About this task:
Without changing a single word, restate the entries below.

The records:
※
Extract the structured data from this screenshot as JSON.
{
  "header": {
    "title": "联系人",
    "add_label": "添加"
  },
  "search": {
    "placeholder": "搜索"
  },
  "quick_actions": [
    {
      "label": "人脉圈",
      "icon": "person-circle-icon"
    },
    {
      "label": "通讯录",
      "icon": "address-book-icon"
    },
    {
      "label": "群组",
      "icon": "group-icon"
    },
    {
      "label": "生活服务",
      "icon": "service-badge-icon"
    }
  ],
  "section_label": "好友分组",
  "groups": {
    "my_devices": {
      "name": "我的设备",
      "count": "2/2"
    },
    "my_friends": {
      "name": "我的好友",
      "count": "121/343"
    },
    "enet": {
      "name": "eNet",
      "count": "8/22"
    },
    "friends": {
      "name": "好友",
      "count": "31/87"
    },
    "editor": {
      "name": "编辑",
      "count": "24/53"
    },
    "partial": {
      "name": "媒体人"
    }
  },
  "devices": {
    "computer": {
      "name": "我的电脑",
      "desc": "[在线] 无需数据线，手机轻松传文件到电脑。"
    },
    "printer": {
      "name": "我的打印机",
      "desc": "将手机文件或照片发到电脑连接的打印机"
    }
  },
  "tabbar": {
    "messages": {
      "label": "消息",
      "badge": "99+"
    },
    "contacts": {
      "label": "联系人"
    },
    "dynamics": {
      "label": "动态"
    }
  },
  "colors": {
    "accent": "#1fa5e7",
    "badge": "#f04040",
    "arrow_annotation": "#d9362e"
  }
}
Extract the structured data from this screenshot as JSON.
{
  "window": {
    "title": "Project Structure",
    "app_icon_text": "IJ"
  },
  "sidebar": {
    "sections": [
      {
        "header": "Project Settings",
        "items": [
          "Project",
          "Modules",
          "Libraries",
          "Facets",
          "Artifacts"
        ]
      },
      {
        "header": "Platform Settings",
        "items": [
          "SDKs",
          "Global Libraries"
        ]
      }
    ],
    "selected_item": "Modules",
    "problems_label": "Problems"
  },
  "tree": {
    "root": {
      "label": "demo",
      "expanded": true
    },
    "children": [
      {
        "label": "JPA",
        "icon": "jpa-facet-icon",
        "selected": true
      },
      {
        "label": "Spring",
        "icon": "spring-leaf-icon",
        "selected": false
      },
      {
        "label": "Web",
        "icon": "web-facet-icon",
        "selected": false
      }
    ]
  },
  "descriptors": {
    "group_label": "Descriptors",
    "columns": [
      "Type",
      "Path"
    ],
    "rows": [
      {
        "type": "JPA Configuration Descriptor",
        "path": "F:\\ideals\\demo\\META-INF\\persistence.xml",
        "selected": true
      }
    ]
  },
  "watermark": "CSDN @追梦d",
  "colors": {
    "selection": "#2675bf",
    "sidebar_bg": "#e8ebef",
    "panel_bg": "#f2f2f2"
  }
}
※
Answer for this exercise:
Extract the structured data from this screenshot as JSON.
{
  "header": {
    "title": "联系人",
    "add_label": "添加"
  },
  "search": {
    "placeholder": "搜索"
  },
  "quick_actions": [
    {
      "label": "人脉圈",
      "icon": "person-circle-icon"
    },
    {
      "label": "通讯录",
      "icon": "address-book-icon"
    },
    {
      "label": "群组",
      "icon": "group-icon"
    },
    {
      "label": "生活服务",
      "icon": "service-badge-icon"
    }
  ],
  "section_label": "好友分组",
  "groups": {
    "my_devices": {
      "name": "我的设备",
      "count": "2/2"
    },
    "my_friends": {
      "name": "我的好友",
      "count": "121/343"
    },
    "enet": {
      "name": "eNet",
      "count": "8/22"
    },
    "friends": {
      "name": "好友",
      "count": "31/87"
    },
    "editor": {
      "name": "编辑",
      "count": "24/53"
    },
    "partial": {
      "name": "媒体人"
    }
  },
  "devices": {
    "computer": {
      "name": "我的电脑",
      "desc": "[在线] 无需数据线，手机轻松传文件到电脑。"
    },
    "printer": {
      "name": "我的打印机",
      "desc": "将手机文件或照片发到电脑连接的打印机"
    }
  },
  "tabbar": {
    "messages": {
      "label": "消息",
      "badge": "99+"
    },
    "contacts": {
      "label": "联系人"
    },
    "dynamics": {
      "label": "动态"
    }
  },
  "colors": {
    "accent": "#1fa5e7",
    "badge": "#f04040",
    "arrow_annotation": "#d9362e"
  }
}
Extract the structured data from this screenshot as JSON.
{
  "window": {
    "title": "Project Structure",
    "app_icon_text": "IJ"
  },
  "sidebar": {
    "sections": [
      {
        "header": "Project Settings",
        "items": [
          "Project",
          "Modules",
          "Libraries",
          "Facets",
          "Artifacts"
        ]
      },
      {
        "header": "Platform Settings",
        "items": [
          "SDKs",
          "Global Libraries"
        ]
      }
    ],
    "selected_item": "Modules",
    "problems_label": "Problems"
  },
  "tree": {
    "root": {
      "label": "demo",
      "expanded": true
    },
    "children": [
      {
        "label": "JPA",
        "icon": "jpa-facet-icon",
        "selected": true
      },
      {
        "label": "Spring",
        "icon": "spring-leaf-icon",
        "selected": false
      },
      {
        "label": "Web",
        "icon": "web-facet-icon",
        "selected": false
      }
    ]
  },
  "descriptors": {
    "group_label": "Descriptors",
    "columns": [
      "Type",
      "Path"
    ],
    "rows": [
      {
        "type": "JPA Configuration Descriptor",
        "path": "F:\\ideals\\demo\\META-INF\\persistence.xml",
        "selected": true
      }
    ]
  },
  "watermark": "CSDN @追梦d",
  "colors": {
    "selection": "#2675bf",
    "sidebar_bg": "#e8ebef",
    "panel_bg": "#f2f2f2"
  }
}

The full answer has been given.